It is a composite of the secular and the religious. The construction of the new city's Jewish neighbourhoods began in the late 19th century. Some of the upscale neighbourhoods are Even Yisrael, the German Colony, Yemin Moshe, Me'a She'arim, Makhane Yisra'el, Nakhla'ot, Nakhalat Shiv'a, Ein Karem, Komemi'ut, Rekhavia, the Bukharian Quarter and the Ethiopian Quarter. And because of its history and religious significance Jerusalem is a magnet for tourists, Christian and non-Christians alike.
New Jerusalem might not be as religiously alluring as Old Jerusalem, for obvious reasons, but it is still a very interesting place of mainly modern buildings. There are tourist attractions for all lovers of the arts, theatre and music. The Supreme Court building is sited there, as well as the Knesset (Israeli Parliament), the Promenade, Ammunition Hill, Yad Vashem Holocaust Memorial Museum, the Monastery of the Cross, Elias Monastery and the YMCA building. There is also the Israel Museum, the Biblical Zoo - Ein Ya'el - which offers workshops in biblical art and craft, and the Makhane Yehuda Market, which has a wide variety of food, processed and agricultural, and bargains on imperishable goods.
In addition to the Israel Museum and Yad Vashemn, there are many more museums in New Jerusalem, such as, the Natural History Museum, the Bloomfield Science Museum, the Rockefeller Museum, the Bible Lands Museum, the Islamic Art Museum, the Old Yishuv Court Museum, the Armenian Museum and the Museum of Italian Jewish Art.
New Jerusalem's nightlife has much to offer. There are some popular areas among the young, such as the German Colony, the Ben Yehuda pedestrian mall, Shlomtsiyon HaMalka Street, and the Russian Compound. Also, for the young and young-at-heart, there is the Time Elevator, an interactive, three-dimensional presentation on the history of Jerusalem), the Armon HaNatsiv tunnels, beautiful botanical gardens and the hands-on interactive exhibits at the Bloomfield Science Museum.

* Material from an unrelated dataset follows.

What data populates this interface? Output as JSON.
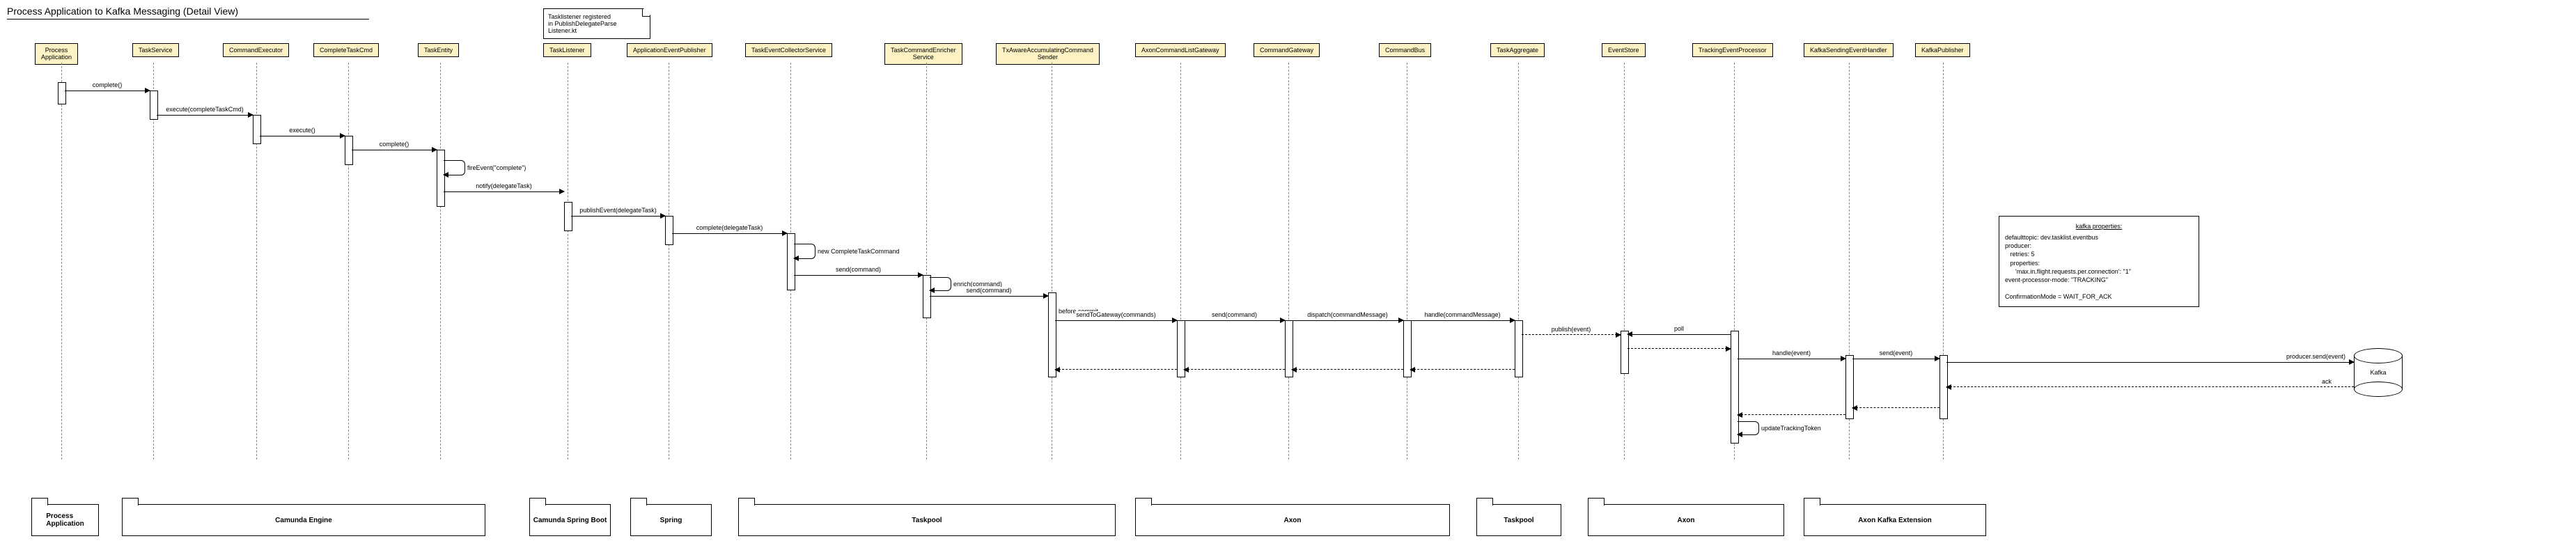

The city's culinary offerings are as varied and numerous as its historic sites. There is something for every palate. There are Bohemian gourmet restaurants, eateries where the food is cooked slowly over ancient stoves, stylish coffee shops, various ethnic restaurants, fast food outlets and bustling night time bars. And there is no shortage of places to stay. From luxury hotels to affordable youth hostels, New Jerusalem is big on accommodation for tourists.
New Jerusalem, Israel, might not be the place where Christians will spend eternity in the bosom of Jesus, but it is indeed a place that will keep you touring forever. It is a cradle of religion, a culture lover's paradise, a haven for historians and heritage tourists, and a food lover's foretaste of glory divine. For Family and Religion, which visited recently, it was a feature writer's overload, so many interesting things and places to see and write about, in a limited number of words. There must be another tour.